[[ Stored data open ]]
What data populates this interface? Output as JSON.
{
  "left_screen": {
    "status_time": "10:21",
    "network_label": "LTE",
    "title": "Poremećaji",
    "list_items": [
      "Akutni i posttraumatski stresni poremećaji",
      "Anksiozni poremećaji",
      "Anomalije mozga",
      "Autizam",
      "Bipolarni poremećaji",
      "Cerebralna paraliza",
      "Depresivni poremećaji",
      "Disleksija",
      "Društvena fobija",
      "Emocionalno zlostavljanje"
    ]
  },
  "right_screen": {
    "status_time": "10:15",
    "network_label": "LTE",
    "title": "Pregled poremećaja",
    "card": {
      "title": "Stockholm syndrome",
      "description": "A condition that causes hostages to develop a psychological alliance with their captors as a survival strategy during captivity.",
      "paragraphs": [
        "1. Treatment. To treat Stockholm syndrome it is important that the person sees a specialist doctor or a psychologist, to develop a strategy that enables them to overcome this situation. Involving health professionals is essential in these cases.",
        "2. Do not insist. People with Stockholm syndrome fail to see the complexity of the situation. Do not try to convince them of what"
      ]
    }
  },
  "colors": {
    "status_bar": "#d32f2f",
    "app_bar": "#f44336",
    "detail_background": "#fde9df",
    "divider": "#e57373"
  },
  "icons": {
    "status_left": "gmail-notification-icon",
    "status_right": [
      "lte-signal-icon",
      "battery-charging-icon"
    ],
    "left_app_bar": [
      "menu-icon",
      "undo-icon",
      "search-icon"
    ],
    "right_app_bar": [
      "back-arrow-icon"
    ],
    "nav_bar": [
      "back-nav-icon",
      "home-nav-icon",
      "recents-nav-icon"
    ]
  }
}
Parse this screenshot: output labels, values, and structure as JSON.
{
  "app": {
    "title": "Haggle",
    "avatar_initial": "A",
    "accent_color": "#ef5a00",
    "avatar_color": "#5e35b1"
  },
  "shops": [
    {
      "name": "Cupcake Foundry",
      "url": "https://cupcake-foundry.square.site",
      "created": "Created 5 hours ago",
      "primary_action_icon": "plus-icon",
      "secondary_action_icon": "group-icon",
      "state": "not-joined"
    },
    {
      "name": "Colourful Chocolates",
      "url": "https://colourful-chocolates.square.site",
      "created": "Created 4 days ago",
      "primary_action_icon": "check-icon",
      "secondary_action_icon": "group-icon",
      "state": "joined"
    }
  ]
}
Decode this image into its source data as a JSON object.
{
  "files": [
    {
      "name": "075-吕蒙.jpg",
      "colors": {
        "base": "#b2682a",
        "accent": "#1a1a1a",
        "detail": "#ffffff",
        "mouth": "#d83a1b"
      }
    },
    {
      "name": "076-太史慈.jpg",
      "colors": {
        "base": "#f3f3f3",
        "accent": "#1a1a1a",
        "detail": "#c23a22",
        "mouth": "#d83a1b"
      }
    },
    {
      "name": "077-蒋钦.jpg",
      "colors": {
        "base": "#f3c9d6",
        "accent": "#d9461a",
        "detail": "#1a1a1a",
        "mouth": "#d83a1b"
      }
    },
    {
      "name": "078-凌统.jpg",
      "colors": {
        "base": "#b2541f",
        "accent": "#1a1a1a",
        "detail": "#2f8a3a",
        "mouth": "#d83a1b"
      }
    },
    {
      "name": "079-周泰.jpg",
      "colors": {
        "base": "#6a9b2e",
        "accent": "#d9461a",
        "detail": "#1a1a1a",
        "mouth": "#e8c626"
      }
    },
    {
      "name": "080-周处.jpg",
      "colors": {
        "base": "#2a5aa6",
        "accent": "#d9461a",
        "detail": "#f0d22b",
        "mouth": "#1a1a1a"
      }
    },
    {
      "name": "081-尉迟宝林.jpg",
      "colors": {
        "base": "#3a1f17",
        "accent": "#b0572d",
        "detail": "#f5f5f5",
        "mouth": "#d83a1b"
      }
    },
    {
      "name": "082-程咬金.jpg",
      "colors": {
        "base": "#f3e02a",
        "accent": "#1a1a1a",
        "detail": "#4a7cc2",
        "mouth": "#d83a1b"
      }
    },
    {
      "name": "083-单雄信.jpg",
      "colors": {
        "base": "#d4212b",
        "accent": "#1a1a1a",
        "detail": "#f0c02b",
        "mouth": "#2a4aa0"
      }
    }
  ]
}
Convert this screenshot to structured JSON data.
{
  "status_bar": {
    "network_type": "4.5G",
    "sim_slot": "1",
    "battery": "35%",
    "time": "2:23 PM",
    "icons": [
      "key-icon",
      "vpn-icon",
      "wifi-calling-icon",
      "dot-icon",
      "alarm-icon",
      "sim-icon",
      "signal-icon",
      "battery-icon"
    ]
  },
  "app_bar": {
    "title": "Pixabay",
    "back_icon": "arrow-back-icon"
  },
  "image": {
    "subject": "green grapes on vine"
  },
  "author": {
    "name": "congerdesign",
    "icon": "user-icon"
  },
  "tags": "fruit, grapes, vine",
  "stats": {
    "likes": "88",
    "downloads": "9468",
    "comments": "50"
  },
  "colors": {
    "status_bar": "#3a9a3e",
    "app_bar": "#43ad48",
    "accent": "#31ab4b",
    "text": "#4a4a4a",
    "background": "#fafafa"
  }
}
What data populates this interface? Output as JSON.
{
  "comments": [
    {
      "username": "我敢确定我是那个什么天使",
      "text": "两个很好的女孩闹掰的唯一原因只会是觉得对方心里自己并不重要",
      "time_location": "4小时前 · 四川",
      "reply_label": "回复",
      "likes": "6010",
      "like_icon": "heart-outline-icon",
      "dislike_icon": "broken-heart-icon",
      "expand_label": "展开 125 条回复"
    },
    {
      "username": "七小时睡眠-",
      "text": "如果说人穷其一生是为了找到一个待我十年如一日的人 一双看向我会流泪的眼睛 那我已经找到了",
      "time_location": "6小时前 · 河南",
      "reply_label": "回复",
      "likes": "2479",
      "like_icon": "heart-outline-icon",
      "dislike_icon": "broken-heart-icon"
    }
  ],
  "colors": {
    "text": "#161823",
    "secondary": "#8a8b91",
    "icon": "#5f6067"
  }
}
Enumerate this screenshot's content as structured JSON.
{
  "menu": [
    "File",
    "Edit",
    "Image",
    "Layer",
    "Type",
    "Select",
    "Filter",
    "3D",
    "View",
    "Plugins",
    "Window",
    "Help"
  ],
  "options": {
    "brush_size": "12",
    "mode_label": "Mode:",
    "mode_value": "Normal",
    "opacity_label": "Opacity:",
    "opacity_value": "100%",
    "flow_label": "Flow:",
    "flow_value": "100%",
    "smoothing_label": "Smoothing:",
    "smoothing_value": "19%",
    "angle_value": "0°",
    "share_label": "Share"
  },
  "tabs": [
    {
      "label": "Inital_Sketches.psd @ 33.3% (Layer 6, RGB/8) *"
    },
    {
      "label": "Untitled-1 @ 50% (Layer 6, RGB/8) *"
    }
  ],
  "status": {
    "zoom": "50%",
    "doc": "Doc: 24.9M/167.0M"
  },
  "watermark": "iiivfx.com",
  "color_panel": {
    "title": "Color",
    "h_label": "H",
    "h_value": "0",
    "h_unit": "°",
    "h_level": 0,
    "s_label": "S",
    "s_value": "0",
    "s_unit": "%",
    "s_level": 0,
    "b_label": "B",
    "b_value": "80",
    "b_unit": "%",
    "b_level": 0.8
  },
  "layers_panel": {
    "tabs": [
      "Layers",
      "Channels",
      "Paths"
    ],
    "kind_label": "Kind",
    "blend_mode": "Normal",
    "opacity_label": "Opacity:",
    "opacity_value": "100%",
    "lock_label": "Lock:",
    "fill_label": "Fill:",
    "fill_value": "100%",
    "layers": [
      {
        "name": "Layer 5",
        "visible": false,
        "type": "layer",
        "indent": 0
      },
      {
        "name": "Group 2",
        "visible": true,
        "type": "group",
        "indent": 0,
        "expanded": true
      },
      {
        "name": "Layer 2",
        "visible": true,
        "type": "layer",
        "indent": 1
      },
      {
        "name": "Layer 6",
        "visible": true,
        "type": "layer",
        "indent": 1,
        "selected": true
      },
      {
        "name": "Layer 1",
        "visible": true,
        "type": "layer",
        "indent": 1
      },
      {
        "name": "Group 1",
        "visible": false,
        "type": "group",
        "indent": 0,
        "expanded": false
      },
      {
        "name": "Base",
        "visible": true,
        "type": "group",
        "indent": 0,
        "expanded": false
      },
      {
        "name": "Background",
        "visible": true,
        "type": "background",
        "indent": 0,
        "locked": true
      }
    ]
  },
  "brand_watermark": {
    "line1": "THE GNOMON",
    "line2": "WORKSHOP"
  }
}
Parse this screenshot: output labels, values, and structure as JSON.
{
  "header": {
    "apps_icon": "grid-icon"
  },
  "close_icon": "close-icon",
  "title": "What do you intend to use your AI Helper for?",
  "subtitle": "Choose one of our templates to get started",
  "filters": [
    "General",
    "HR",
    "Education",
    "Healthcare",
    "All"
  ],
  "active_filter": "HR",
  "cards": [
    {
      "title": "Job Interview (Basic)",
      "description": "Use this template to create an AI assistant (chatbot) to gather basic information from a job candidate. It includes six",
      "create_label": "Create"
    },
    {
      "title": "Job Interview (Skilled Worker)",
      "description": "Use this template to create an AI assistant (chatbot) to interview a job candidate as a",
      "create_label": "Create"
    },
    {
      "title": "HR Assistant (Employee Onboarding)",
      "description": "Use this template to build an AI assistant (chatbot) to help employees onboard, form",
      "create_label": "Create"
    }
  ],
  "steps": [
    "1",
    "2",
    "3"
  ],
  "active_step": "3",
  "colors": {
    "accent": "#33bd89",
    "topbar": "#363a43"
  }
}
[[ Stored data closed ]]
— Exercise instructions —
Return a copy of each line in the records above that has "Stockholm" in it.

— Answer to this problem —
      "title": "Stockholm syndrome",
        "1. Treatment. To treat Stockholm syndrome it is important that the person sees a specialist doctor or a psychologist, to develop a strategy that enables them to overcome this situation. Involving health professionals is essential in these cases.",
        "2. Do not insist. People with Stockholm syndrome fail to see the complexity of the situation. Do not try to convince them of what"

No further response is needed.